→ Work instruction
One number should be the full reply: how many lines of the material below contain "from".

[[ Listed records, beginning ]]

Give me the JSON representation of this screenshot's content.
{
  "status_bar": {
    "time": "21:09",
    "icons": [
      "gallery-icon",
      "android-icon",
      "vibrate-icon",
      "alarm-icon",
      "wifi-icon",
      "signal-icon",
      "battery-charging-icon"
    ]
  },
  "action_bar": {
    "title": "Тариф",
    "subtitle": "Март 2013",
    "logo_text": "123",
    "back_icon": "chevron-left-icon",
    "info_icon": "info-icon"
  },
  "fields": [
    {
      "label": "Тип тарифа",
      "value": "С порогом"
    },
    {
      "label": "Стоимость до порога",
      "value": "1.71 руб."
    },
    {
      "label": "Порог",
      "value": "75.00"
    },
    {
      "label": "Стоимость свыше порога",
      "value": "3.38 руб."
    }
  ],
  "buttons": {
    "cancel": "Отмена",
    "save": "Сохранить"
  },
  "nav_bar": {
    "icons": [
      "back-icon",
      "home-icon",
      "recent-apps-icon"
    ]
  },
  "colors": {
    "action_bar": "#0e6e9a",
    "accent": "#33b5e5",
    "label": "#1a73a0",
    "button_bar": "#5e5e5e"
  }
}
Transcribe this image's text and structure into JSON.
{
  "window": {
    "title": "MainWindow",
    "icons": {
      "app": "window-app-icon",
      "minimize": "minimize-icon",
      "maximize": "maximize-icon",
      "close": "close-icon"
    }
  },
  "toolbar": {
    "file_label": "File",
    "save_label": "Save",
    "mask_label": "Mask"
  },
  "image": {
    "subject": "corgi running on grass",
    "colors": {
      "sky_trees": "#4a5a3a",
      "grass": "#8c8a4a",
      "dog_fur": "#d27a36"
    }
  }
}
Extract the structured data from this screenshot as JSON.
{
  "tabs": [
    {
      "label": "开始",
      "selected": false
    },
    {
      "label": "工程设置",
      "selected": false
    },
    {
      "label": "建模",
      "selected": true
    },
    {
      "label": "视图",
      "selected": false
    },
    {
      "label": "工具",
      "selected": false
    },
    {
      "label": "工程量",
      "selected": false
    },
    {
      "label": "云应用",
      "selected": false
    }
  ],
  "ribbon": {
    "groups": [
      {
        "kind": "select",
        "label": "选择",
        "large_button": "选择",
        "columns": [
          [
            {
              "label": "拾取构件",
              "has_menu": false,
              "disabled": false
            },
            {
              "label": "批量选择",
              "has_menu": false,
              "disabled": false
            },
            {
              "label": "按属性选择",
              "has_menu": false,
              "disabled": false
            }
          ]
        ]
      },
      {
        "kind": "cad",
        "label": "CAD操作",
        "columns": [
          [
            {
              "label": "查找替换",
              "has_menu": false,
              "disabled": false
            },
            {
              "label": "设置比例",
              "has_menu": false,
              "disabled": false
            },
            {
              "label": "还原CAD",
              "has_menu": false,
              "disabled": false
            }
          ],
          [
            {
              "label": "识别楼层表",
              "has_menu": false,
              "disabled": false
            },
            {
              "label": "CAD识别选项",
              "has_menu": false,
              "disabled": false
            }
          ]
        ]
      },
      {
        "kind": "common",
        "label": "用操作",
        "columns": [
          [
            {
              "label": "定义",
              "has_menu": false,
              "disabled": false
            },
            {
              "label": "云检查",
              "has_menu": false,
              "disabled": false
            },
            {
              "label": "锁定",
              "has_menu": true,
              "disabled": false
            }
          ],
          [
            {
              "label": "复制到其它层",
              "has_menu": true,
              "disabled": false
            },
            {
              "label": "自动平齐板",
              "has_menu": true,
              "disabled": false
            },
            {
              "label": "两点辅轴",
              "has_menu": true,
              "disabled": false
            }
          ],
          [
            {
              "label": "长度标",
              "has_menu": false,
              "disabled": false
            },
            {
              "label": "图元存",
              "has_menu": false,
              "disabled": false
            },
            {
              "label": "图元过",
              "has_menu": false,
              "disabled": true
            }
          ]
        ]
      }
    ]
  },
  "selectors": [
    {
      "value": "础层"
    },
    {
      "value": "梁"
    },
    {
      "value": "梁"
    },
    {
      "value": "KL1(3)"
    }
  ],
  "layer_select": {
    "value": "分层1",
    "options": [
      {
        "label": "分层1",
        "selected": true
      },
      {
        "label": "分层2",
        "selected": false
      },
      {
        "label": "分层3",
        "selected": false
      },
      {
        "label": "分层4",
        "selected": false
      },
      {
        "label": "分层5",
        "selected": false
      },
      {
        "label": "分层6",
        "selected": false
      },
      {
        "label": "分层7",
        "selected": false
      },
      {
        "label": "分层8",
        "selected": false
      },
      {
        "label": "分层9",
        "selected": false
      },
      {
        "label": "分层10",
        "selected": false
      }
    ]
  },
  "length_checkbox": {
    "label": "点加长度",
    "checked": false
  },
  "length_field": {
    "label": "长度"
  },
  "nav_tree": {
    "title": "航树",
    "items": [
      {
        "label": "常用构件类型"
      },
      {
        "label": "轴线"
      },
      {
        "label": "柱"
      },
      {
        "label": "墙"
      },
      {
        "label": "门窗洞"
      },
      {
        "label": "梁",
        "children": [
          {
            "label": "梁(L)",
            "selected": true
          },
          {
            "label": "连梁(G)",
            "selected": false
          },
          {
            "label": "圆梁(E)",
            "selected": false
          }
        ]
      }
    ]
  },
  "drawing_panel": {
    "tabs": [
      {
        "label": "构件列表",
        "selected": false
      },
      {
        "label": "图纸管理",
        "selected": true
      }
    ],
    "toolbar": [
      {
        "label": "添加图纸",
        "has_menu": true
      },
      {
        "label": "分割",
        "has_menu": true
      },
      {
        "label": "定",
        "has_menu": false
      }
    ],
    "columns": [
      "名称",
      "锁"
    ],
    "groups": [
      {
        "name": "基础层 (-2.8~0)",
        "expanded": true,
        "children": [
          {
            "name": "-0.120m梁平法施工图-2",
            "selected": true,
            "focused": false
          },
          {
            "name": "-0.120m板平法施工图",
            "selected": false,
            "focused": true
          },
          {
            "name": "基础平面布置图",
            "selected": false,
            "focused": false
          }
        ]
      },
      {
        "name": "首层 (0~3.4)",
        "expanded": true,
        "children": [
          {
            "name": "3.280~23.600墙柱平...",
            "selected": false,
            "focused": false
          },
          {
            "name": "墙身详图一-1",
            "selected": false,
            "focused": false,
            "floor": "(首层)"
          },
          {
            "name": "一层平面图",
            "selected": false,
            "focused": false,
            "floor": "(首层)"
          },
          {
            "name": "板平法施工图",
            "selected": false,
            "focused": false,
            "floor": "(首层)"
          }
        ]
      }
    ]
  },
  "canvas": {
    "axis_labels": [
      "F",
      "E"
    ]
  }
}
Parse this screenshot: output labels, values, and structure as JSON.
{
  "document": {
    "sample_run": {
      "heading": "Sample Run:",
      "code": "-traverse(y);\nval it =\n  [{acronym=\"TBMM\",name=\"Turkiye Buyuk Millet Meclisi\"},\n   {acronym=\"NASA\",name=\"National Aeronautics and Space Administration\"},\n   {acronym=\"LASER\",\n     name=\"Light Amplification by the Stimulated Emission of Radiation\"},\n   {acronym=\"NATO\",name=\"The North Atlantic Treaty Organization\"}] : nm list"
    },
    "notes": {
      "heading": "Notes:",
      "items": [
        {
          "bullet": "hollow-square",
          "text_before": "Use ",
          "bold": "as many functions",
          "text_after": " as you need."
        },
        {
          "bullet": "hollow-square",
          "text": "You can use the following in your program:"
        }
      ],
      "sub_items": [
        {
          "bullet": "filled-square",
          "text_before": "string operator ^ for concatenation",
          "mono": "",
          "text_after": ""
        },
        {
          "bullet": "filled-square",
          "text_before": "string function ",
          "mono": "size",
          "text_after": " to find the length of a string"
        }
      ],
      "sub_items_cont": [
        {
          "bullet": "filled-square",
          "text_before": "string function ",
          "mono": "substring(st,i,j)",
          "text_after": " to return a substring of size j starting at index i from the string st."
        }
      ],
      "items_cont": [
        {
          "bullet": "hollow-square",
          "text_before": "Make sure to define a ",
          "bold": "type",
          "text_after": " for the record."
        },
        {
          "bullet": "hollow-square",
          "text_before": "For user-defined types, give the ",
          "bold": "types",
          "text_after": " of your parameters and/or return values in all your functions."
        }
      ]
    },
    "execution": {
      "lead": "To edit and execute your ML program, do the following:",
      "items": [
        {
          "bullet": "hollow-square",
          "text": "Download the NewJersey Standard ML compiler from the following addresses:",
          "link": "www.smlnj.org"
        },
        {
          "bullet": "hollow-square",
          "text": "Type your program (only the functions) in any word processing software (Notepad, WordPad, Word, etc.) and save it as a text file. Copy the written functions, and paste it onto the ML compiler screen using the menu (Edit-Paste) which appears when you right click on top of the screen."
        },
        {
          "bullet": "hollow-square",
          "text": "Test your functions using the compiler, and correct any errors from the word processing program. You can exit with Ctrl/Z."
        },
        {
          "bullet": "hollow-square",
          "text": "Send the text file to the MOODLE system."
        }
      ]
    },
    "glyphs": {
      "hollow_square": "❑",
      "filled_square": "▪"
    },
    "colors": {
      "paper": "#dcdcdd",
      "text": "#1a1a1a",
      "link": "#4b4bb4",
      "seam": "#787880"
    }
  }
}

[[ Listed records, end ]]

→ Exercise result
4